Among the records that follow, count the lines where "align" appears, and state the count by itself.

_RECORDED DATA_
[Start of Attachment]

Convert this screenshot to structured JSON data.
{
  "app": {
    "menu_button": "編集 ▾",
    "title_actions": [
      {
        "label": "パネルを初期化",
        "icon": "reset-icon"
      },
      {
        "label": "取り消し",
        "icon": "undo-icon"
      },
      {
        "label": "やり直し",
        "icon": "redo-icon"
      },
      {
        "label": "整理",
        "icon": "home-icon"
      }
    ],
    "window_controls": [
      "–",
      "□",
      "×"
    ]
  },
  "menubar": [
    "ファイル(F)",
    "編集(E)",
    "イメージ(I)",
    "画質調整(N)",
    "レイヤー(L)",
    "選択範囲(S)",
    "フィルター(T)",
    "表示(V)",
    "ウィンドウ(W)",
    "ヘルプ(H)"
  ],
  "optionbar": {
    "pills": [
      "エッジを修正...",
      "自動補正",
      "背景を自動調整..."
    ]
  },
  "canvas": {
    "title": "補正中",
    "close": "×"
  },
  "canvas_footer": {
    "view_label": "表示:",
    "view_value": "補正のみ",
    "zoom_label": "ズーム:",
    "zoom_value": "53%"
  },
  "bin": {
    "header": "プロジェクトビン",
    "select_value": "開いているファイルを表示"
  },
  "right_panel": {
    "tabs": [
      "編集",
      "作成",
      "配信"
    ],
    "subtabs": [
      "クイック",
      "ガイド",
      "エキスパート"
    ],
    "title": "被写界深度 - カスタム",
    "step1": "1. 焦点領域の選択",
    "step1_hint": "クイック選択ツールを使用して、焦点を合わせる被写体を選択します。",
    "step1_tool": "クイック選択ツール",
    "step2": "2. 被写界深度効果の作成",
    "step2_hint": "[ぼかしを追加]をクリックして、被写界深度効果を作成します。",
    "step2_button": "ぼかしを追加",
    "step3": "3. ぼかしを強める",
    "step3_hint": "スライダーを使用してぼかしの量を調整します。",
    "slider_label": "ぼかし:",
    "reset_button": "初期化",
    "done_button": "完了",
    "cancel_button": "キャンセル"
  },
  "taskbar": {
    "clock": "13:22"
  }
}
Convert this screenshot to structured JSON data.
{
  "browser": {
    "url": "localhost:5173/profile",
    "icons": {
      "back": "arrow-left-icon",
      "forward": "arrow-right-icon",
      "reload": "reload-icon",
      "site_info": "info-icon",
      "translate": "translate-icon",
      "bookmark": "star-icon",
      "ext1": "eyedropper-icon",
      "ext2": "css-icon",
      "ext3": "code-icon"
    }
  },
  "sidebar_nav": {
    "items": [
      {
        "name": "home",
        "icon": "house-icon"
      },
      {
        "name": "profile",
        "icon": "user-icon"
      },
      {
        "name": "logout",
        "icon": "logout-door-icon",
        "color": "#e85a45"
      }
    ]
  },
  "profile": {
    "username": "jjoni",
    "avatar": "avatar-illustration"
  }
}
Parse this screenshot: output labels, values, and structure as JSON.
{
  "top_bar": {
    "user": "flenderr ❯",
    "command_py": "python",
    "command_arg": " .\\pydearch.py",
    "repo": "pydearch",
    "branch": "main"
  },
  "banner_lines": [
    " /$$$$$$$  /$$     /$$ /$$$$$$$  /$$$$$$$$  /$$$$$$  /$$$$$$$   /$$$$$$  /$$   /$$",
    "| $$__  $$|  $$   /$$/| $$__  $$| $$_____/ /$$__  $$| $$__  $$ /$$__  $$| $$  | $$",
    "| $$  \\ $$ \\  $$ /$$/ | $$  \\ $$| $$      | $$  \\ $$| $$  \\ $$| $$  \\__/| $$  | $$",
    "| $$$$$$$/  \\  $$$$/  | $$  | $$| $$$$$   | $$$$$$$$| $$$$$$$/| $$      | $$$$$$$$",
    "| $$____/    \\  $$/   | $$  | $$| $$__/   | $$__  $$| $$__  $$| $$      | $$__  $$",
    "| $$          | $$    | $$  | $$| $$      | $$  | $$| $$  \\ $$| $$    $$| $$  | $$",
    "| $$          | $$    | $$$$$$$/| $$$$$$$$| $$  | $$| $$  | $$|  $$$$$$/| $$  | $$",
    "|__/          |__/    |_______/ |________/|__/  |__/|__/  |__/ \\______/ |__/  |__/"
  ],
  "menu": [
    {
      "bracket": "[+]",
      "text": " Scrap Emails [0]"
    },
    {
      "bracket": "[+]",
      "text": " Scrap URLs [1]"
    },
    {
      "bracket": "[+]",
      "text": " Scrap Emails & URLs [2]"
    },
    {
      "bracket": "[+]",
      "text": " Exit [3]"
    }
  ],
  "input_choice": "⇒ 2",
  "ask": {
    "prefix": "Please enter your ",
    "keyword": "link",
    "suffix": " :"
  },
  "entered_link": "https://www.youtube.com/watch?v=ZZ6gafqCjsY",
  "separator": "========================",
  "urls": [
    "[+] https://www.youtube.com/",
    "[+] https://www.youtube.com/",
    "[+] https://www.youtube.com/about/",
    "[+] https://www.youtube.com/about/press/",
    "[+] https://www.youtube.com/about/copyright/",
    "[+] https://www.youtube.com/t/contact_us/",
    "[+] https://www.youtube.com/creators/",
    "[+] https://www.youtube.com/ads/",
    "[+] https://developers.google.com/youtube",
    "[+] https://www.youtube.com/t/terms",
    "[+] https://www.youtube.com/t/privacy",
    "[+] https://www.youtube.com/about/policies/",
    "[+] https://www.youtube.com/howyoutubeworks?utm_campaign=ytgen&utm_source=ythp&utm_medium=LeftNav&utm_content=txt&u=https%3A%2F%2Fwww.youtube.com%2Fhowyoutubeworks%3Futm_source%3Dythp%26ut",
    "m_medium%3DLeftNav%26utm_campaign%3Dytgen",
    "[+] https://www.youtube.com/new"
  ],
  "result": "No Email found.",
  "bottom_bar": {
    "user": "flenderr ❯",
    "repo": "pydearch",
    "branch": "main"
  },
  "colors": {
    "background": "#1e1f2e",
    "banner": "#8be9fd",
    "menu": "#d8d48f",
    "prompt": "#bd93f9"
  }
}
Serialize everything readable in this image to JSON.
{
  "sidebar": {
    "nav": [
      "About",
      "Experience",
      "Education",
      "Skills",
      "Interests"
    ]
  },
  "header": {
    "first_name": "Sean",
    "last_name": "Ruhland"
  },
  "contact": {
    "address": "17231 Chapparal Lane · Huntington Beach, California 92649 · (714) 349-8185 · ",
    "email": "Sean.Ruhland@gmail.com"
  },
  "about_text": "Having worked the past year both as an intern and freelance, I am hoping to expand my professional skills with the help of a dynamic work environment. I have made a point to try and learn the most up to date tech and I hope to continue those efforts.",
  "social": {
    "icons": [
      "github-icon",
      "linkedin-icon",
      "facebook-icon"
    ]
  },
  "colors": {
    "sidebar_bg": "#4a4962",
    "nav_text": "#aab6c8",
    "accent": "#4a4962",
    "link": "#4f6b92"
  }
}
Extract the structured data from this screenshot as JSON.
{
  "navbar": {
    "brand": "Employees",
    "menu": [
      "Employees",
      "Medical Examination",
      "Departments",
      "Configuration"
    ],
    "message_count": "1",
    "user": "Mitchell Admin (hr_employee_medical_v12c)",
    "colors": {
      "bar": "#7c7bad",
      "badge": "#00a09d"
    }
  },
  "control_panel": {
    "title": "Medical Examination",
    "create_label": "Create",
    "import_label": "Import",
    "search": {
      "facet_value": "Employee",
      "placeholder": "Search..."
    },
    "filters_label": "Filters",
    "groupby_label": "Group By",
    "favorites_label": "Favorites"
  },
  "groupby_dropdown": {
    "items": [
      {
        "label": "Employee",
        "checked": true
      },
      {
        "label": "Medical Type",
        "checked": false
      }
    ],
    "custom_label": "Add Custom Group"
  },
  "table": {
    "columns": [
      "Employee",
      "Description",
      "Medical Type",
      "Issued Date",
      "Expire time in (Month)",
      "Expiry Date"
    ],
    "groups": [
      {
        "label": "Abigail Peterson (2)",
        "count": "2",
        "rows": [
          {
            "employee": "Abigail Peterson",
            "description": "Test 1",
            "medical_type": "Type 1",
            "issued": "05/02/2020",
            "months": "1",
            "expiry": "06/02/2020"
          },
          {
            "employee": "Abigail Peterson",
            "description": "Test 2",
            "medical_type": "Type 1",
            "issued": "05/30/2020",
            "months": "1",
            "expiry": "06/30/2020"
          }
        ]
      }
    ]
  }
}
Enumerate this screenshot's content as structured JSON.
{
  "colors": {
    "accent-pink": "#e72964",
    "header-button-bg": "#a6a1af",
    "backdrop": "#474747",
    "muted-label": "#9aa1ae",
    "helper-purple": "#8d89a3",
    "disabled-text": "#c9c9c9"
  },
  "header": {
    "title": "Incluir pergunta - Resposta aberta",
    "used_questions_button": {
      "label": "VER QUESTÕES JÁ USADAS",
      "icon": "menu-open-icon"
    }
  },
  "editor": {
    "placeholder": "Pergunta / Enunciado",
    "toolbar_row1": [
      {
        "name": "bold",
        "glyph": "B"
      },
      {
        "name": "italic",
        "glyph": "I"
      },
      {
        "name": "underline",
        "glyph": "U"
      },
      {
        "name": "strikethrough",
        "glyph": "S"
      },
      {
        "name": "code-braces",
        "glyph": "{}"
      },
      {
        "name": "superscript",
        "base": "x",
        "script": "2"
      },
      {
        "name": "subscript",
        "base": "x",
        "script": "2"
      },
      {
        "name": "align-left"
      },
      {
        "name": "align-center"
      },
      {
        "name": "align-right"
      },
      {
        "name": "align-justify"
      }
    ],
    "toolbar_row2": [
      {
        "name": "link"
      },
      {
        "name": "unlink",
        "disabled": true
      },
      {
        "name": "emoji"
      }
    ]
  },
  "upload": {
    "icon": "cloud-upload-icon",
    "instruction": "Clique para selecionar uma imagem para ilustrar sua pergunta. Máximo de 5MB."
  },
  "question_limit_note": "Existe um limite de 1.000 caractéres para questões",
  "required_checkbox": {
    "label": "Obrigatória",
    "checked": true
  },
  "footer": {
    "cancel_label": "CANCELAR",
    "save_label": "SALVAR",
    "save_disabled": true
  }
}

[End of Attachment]

_SOLUTION_
4